» The problem
Lines with the word "ffffff" are the answer; copy each of them from the data below.

» Data for this exercise
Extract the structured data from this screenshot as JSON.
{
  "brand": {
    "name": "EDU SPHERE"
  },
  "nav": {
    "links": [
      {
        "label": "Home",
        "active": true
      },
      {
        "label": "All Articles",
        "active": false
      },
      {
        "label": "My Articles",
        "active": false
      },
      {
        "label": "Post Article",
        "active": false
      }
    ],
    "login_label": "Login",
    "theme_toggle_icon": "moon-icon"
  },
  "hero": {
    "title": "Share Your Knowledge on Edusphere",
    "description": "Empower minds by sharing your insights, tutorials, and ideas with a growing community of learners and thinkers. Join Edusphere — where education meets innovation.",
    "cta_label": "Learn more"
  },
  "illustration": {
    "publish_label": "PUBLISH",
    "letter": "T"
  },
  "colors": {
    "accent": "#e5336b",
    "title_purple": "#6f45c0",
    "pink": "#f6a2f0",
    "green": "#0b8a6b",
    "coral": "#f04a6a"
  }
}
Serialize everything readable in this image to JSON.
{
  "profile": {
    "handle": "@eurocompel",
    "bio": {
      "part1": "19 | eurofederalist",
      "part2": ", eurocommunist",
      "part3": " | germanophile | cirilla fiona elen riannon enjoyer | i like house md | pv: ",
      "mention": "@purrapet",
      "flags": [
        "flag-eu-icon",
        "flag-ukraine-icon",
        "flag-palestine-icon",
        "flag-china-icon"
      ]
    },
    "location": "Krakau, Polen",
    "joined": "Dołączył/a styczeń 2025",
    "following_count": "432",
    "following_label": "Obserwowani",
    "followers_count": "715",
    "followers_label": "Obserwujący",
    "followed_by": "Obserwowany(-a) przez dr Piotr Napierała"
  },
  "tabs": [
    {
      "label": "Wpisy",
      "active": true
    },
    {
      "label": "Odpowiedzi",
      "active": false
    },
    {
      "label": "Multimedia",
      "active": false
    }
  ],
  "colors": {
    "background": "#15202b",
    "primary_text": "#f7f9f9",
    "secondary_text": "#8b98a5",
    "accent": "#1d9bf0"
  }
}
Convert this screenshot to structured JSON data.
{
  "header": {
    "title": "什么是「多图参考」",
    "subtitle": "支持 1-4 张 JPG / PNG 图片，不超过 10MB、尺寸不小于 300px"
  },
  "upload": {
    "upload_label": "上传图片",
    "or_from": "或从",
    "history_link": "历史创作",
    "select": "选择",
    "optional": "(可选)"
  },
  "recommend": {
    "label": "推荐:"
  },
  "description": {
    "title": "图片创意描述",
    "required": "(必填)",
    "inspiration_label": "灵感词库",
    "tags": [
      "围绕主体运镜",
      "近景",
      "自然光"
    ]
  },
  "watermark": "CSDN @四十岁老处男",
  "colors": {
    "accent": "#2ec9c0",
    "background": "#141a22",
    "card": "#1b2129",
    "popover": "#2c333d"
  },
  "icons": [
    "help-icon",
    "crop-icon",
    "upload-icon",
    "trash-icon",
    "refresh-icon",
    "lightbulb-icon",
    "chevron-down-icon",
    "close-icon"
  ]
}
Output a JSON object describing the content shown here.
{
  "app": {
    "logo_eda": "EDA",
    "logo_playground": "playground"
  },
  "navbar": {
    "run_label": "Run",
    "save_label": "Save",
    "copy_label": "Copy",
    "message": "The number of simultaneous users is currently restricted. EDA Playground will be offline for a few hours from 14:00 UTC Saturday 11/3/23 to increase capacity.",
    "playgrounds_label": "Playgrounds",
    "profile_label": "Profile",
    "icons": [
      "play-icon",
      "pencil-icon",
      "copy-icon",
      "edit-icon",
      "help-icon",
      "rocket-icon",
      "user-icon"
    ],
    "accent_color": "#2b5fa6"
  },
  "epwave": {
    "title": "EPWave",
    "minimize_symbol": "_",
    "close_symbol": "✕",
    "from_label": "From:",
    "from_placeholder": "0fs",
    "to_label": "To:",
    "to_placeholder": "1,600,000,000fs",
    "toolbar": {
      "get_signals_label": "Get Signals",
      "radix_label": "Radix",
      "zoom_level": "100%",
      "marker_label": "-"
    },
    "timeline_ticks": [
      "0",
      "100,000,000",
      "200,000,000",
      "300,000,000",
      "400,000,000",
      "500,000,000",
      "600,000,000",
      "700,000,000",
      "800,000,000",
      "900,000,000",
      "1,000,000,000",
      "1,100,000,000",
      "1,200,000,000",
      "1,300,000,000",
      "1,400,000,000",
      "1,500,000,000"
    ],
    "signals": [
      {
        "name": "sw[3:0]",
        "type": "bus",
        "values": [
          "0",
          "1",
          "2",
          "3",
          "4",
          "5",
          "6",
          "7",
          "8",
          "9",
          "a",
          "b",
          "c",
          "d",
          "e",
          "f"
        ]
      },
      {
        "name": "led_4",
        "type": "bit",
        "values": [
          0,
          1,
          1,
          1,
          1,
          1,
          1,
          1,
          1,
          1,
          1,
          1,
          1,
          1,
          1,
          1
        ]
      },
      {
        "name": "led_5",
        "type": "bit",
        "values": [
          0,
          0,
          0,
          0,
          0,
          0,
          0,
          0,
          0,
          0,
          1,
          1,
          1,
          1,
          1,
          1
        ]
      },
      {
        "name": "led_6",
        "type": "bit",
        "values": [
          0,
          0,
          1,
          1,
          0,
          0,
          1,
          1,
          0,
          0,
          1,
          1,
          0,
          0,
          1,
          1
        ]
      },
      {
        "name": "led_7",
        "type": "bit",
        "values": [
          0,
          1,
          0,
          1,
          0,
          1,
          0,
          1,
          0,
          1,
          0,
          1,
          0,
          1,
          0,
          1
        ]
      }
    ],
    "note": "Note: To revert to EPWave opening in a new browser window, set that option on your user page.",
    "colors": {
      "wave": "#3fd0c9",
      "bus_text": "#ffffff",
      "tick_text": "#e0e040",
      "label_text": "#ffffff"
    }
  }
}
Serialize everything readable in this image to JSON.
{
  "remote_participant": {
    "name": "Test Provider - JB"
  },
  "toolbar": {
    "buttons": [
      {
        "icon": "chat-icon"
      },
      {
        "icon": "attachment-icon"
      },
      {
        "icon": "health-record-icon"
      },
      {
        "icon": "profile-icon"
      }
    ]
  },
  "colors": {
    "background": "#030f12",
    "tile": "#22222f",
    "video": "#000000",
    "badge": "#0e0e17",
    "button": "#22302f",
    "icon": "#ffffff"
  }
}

» Result of the exercise
      "bus_text": "#ffffff",
      "label_text": "#ffffff"
    "icon": "#ffffff"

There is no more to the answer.